■ The problem ■
Down to the last line, print the entries below exactly, and keep every picture out of the copy.

Start of Dataset excerpts

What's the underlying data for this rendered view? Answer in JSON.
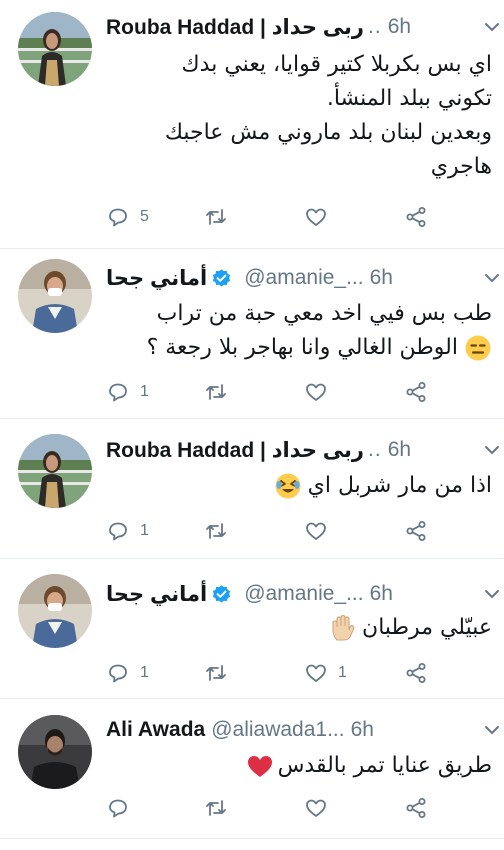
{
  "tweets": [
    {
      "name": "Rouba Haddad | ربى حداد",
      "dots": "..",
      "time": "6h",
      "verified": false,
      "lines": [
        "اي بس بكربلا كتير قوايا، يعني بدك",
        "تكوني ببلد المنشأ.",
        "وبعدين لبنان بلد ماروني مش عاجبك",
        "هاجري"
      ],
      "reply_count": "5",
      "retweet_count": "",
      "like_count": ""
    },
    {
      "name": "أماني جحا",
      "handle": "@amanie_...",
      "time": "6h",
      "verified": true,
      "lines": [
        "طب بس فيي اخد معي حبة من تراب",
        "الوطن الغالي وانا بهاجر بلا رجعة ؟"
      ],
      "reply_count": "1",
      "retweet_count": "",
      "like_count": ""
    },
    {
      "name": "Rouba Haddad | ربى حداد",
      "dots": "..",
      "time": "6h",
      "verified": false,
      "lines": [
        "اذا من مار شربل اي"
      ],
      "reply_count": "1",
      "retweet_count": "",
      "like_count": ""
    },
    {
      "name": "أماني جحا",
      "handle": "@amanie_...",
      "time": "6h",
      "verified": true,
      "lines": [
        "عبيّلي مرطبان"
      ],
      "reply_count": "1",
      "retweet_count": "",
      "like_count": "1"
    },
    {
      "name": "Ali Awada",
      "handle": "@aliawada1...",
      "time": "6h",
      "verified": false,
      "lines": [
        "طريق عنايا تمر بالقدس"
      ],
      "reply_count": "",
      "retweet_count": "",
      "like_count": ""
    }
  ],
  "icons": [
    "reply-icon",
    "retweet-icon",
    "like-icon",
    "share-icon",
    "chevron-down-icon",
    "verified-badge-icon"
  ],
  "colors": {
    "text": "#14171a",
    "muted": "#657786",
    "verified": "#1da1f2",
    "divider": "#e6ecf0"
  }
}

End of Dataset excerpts

■ Result ■
What's the underlying data for this rendered view? Answer in JSON.
{
  "tweets": [
    {
      "name": "Rouba Haddad | ربى حداد",
      "dots": "..",
      "time": "6h",
      "verified": false,
      "lines": [
        "اي بس بكربلا كتير قوايا، يعني بدك",
        "تكوني ببلد المنشأ.",
        "وبعدين لبنان بلد ماروني مش عاجبك",
        "هاجري"
      ],
      "reply_count": "5",
      "retweet_count": "",
      "like_count": ""
    },
    {
      "name": "أماني جحا",
      "handle": "@amanie_...",
      "time": "6h",
      "verified": true,
      "lines": [
        "طب بس فيي اخد معي حبة من تراب",
        "الوطن الغالي وانا بهاجر بلا رجعة ؟"
      ],
      "reply_count": "1",
      "retweet_count": "",
      "like_count": ""
    },
    {
      "name": "Rouba Haddad | ربى حداد",
      "dots": "..",
      "time": "6h",
      "verified": false,
      "lines": [
        "اذا من مار شربل اي"
      ],
      "reply_count": "1",
      "retweet_count": "",
      "like_count": ""
    },
    {
      "name": "أماني جحا",
      "handle": "@amanie_...",
      "time": "6h",
      "verified": true,
      "lines": [
        "عبيّلي مرطبان"
      ],
      "reply_count": "1",
      "retweet_count": "",
      "like_count": "1"
    },
    {
      "name": "Ali Awada",
      "handle": "@aliawada1...",
      "time": "6h",
      "verified": false,
      "lines": [
        "طريق عنايا تمر بالقدس"
      ],
      "reply_count": "",
      "retweet_count": "",
      "like_count": ""
    }
  ],
  "icons": [
    "reply-icon",
    "retweet-icon",
    "like-icon",
    "share-icon",
    "chevron-down-icon",
    "verified-badge-icon"
  ],
  "colors": {
    "text": "#14171a",
    "muted": "#657786",
    "verified": "#1da1f2",
    "divider": "#e6ecf0"
  }
}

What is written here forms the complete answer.